“I see no reason to hope so. Either there is no God, and we shall still be at the mercy of the blind destiny we suffer under here; or there is a God, the God who looks on at this world and makes no sign! The sooner we escape from Him by annihilation the better.”
“Christians would tell you He had given a sign.”
“Yes; so they do in words and deny it in deeds. Nothing is sadder in the whole tragedy, or comedy, than these pitiable efforts to hide the truth, to gloss it over with fables which nobody in his heart of hearts believes—at least in these days. Why not face the worst like men? If we can’t help being unhappy we can help being dishonest and cowardly. Existence is a misfortune. Let us frankly confess that it is, and make the best of it.”
He was not looking at his watch now; he was pacing the room. At last, he was in earnest, and had forgotten all accidents of time and place before the same enigma which perplexed myself.
“The best of it!” I re-echoed. “Surely, under these circumstances, the best thing would be to commit suicide?”
“No,” he cried, stopping and turning sharply upon me. “The worst, because the most cowardly; so long as you have strength, brains, money—anything with which you can do good.”
He looked past me through the window into the outer air, no longer faintly tinged, but dyed deep red by the light of the unseen but resplendent sunset, and added slowly, dejectedly, as if speaking to himself as much as to me—
“Yes, there is one thing worth living for—to help to make it all a little more bearable for the others.”
And then all at once, his face, so virile yet so delicate, so young and yet so sad, reminded me of one I had seen in an old picture—the face of an angel watching beside the dead Christ; and I cried—
“But are you certain He has made no sign; not hundreds of years ago, but in your own lifetime? not to saint or apostle, but to you, yourself?

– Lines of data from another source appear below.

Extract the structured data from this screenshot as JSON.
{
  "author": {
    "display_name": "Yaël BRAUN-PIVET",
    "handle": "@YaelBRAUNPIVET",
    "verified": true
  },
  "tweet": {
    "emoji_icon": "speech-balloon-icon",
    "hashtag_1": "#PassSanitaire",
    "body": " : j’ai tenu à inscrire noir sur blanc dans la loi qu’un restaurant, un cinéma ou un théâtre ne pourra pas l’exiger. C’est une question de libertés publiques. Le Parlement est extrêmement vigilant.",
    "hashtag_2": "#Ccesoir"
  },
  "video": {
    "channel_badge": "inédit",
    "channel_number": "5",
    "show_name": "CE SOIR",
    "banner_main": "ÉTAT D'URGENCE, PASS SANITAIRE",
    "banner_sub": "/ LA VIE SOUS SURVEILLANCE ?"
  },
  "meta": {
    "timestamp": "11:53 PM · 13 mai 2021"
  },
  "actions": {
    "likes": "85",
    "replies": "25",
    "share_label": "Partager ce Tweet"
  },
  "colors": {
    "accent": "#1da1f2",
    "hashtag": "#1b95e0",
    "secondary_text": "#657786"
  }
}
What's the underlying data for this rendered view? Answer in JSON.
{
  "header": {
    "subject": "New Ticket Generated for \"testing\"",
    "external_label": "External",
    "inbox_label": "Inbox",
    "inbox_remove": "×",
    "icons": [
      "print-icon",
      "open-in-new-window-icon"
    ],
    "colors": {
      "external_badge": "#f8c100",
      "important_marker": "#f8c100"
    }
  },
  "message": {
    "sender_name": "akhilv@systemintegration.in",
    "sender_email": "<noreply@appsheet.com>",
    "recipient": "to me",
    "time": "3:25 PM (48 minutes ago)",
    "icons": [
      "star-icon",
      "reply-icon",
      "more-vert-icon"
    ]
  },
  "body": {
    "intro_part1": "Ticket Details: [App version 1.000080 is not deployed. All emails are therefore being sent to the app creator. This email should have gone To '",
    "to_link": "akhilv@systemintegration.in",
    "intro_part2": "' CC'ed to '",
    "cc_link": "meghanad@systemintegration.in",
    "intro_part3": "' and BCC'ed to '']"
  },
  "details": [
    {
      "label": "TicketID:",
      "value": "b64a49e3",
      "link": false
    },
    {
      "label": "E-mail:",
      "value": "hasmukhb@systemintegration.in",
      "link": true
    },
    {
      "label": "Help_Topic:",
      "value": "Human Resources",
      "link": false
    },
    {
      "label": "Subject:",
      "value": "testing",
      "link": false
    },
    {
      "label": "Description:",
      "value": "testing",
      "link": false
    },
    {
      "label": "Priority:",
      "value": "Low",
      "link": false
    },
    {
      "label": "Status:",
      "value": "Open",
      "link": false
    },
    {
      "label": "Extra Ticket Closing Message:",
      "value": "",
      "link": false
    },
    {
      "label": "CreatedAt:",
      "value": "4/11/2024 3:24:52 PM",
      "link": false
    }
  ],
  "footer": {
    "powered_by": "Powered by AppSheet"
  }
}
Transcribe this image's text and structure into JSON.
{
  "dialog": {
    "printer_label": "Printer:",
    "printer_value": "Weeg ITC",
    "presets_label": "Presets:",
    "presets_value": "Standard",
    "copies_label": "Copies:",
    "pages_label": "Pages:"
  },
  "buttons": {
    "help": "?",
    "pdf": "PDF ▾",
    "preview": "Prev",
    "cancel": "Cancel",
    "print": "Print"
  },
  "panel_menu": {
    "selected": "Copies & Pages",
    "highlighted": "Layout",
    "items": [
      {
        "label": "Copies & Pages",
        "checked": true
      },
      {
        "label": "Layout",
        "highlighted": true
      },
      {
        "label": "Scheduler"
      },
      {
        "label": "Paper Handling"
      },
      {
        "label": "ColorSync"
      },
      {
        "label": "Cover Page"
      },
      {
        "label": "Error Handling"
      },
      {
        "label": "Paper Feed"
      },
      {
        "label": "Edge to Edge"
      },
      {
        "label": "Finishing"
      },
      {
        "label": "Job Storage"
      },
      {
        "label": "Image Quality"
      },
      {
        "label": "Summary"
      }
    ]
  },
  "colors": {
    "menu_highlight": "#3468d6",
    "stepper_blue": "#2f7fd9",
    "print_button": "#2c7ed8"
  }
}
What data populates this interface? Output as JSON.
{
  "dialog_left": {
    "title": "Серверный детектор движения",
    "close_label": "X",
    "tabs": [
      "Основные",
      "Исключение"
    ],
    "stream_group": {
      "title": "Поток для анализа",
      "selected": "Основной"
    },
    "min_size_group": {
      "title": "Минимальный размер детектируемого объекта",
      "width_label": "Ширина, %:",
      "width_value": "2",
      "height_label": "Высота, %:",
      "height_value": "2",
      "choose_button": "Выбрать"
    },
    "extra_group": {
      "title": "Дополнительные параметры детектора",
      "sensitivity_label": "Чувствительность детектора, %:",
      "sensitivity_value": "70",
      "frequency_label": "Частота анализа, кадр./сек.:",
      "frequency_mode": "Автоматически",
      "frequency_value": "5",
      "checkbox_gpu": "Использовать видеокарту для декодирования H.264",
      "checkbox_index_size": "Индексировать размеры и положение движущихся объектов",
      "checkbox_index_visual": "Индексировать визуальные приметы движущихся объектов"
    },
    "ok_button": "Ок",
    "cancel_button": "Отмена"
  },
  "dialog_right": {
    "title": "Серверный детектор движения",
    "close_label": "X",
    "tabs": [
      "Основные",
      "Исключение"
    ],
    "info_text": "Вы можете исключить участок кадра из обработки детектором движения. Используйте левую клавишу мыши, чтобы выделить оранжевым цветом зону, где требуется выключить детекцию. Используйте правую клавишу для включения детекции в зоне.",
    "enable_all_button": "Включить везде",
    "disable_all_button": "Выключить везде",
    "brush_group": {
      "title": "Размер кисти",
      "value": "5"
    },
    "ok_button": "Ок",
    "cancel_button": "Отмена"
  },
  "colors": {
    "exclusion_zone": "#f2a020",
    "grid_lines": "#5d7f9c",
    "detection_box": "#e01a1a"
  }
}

Has nothing which has happened to you, nothing you have ever seen or read or heard, tempted you to hope in something better?”
“Yes,” he said deliberately; “I have had my weak moments. My conviction has wavered, not before religious teaching of any kind, however, nor before Nature, in which some people seem to find such promise; but I have met one or two women, and one man—all of them unknown, unremarkable people—whom the world never heard of, nor is likely to hear of, living uneventful obscure lives in out-of-the-way corners. For instance, there is a lady in this very neighbourhood, a relation of Sir George Atherley, I believe, Mrs. de No—”
“Her ladyship would like to see you in the drawing-room, sir,” said Castleman, suddenly coming in.
The doctor bowed to me and immediately left the room.
MRS. MOSTYN’S GOSPEL
“No, they have not seen any more ghosts, sir,” replied Castleman scornfully next day, “and never need have seen any. It is all along of this tea-drinking. We did not have this bother when the women took their beer regular. These teetotallers have done a lot of harm. They ought to be put down by Act of Parliament.”